    When a weak bladder contraction happens, the bladder tends to enlarge. This swelling distends the bladder’s opening, allowing the contents to leak out.

    Whatever the reason for it, overflow incontinence makes the bladder fill to over capacity and wee then starts to come out.

    Weak bladder muscles are a common cause of overflow incontinence in women because normal female life events such as pregnancy and menopause can cause these muscles to weaken and not do their job properly. Ovarian tumours or kidney stones can also be the culprit as they can cause blockages.

    Nerve damage in and around the bladder may be caused by a variety of ailments including Parkinson’s, Multiple Sclerosis or Diabetes. Some medications – especially medications for treating mental disorders like depression and psychosis – may also cause the bladder to overfill.

    Overflow incontinence treatments

    The first step to sorting out overflow incontinence is getting it diagnosed correctly. A common test often performed by a doctor is the bladder stress test. It may sound scary, but basically it involves simply working out whether you leak when you cough. No big deal.
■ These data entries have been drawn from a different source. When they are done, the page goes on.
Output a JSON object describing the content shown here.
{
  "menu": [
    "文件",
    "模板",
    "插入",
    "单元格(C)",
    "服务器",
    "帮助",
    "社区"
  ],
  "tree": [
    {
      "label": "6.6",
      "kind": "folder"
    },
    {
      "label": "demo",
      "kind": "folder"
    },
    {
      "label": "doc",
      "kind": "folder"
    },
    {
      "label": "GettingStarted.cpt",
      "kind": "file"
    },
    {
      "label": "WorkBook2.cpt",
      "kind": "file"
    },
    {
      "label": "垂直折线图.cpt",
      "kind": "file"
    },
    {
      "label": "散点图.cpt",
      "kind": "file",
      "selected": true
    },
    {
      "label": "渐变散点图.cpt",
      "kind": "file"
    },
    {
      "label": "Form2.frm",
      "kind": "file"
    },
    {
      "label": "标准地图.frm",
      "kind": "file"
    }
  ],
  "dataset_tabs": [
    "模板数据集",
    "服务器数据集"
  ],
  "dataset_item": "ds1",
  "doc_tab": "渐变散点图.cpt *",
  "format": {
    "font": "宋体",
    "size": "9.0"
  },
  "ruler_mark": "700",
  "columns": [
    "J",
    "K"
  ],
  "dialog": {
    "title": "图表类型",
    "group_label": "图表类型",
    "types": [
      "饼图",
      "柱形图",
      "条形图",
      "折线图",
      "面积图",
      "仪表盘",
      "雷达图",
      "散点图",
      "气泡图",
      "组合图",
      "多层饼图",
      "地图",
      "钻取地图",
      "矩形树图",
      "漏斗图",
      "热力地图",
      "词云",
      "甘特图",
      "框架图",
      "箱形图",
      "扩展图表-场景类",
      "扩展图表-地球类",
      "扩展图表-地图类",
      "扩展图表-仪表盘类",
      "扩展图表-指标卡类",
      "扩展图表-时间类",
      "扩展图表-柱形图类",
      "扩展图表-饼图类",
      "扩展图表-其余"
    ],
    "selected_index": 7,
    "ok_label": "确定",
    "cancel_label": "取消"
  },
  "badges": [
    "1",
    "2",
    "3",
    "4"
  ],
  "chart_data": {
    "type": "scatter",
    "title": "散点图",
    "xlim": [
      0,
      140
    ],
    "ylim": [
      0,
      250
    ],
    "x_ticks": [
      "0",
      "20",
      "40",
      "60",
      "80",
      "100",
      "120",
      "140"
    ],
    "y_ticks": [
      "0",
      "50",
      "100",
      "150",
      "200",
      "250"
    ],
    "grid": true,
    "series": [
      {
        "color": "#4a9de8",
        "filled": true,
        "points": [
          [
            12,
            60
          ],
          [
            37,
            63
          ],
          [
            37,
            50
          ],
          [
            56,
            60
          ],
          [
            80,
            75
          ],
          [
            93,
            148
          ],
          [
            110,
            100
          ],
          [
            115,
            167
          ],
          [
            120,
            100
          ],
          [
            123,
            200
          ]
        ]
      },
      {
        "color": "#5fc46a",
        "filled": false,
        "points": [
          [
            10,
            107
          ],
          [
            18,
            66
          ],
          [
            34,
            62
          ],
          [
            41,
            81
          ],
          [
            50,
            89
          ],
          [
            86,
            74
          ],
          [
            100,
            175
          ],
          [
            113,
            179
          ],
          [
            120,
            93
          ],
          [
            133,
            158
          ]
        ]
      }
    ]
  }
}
You may also be tested for bladder infections or kidney stones.

    Treatment usually depends on the diagnosis of the underlying cause. When the cause is not known or you simply want to get a bit more control, try the following recommended overflow incontinence treatments.

    • Bladder training: This means going to the bathroom at certain times during the day so that your bladder never overfills (usually every 2-3 hours).
    • Pelvic floor exercises: As mentioned above, bladder muscle weakness is a common cause of overflow incontinence. Daily pelvic floor exercises are great for strengthening your bladder and the surrounding muscles. You simply contract the muscles around your bladder for around 10 seconds and then relax and repeat.
    • Surgery: When the blockage is found to be a tumour or kidney stone that can’t be passed, surgery is often the best option.
    • Medication: A group of medications called alpha-blockers are fairly effective in reducing the symptoms of overflow incontinence. They work by relaxing the portion of the urinary tract where the bladder flows into the urethra and thereby allows urine to flow out more easily.
    • Intermittent self-catheterisation: this treatment is only for severe overflow incontinence and should only be used if explicitly recommended by an urologist.

    Don’t just sit there – do something about it today

    Many women are in denial about overflow incontinence, maybe because they hope the problem will magically go away. Book a visit with your GP who can make a diagnosis and recommend a treatment plan to get you back to doing the things you love.

This content is not intended to be a substitute for professional medical advice, diagnosis or treatment. Always seek advice from a qualified health care professional with any questions regarding your concerns.